Polimeni, J. and P. J. Reiss, 2006, “The First Joke: Exploring the Evolutionary Origins of Humor,” Evolutionary Psychology, 4: 347–366.
Provine, R., 2000, Laughter: A Scientific Investigation, Harmondworth: Penguin.
Raskin, V., 1984, Semantic Mechanisms of Humor, Dordrecht: Reidel.
Schopenhauer, A., 1818/1844 , The World as Will and Idea (Die Welt als Wille und Vorstellung), tr. R. B. Haldane and J. Kemp, 6th ed., London: Routledge & Kegan Paul.
Schultz, T., 1976, “A Cognitive—Developmental Analysis of Humor,” in Humor and Laughter: Theory, Research and Applications, Tony Chapman and Hugh Foot (eds.), New York: Wiley, pp. 12–13.
Shaftesbury, Lord, 1709, “Sensus Communis: An Essay on the Freedom of Wit and Humour,” republished in 1711, Characteristicks of Men, Manners, Opinions, Times, 1st ed., London (4th edition in 1727).
Spinka, M. et al., 2001, “Mammalian Play: Training for the Unexpected”.

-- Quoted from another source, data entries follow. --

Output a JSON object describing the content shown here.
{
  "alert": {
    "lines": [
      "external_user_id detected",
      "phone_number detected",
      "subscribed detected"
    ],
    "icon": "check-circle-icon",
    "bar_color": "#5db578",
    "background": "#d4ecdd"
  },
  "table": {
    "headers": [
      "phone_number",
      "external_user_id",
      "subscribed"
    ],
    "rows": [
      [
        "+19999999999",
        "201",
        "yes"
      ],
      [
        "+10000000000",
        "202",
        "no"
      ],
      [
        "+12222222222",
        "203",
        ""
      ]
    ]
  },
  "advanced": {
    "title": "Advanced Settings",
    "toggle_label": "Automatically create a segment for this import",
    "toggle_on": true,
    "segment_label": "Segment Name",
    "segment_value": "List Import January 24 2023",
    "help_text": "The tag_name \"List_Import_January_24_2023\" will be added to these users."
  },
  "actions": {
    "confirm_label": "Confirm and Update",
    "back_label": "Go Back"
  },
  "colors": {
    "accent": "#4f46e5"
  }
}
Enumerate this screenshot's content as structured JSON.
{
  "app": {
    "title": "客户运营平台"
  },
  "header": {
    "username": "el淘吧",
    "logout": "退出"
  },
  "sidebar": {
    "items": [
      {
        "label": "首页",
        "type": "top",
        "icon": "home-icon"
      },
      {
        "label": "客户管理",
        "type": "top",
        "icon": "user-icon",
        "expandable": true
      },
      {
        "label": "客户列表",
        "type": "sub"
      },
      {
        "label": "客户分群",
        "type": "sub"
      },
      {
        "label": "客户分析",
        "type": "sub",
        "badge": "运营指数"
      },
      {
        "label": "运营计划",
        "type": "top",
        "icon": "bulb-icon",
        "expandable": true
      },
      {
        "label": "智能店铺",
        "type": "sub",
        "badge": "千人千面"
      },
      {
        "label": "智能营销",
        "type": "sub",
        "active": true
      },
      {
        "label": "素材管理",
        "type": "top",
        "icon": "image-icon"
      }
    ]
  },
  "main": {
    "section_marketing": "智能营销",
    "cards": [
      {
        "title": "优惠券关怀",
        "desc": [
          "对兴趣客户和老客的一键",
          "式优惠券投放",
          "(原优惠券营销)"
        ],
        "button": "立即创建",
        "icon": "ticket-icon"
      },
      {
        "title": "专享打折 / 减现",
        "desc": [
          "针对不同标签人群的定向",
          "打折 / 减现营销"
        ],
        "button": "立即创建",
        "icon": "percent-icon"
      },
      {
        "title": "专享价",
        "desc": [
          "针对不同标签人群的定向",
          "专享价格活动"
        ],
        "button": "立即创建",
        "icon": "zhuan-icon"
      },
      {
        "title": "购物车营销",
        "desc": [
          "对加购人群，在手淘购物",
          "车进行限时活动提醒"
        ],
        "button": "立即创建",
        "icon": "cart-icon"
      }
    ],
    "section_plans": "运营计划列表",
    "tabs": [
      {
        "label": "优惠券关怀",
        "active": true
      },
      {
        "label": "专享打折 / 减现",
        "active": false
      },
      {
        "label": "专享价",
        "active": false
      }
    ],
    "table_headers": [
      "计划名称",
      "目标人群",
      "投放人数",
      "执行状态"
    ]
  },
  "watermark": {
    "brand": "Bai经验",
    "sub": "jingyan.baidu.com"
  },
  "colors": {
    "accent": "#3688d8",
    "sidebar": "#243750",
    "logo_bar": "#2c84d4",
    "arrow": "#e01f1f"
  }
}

Tisljar, R., and T. Bereczkei, 2005, “An Evolutionary Interpretation of Humor and Laughter,” Journal of Cultural and Evolutionary Psychology, 3: 301–309.
Van Hooff, J. 1972, “A Comparative Approach to the Phylogeny of Laughter and Smiling,” in Non-Verbal Communication, Robert A. Hinde (ed.), London: Cambridge University Press, pp. 209–241.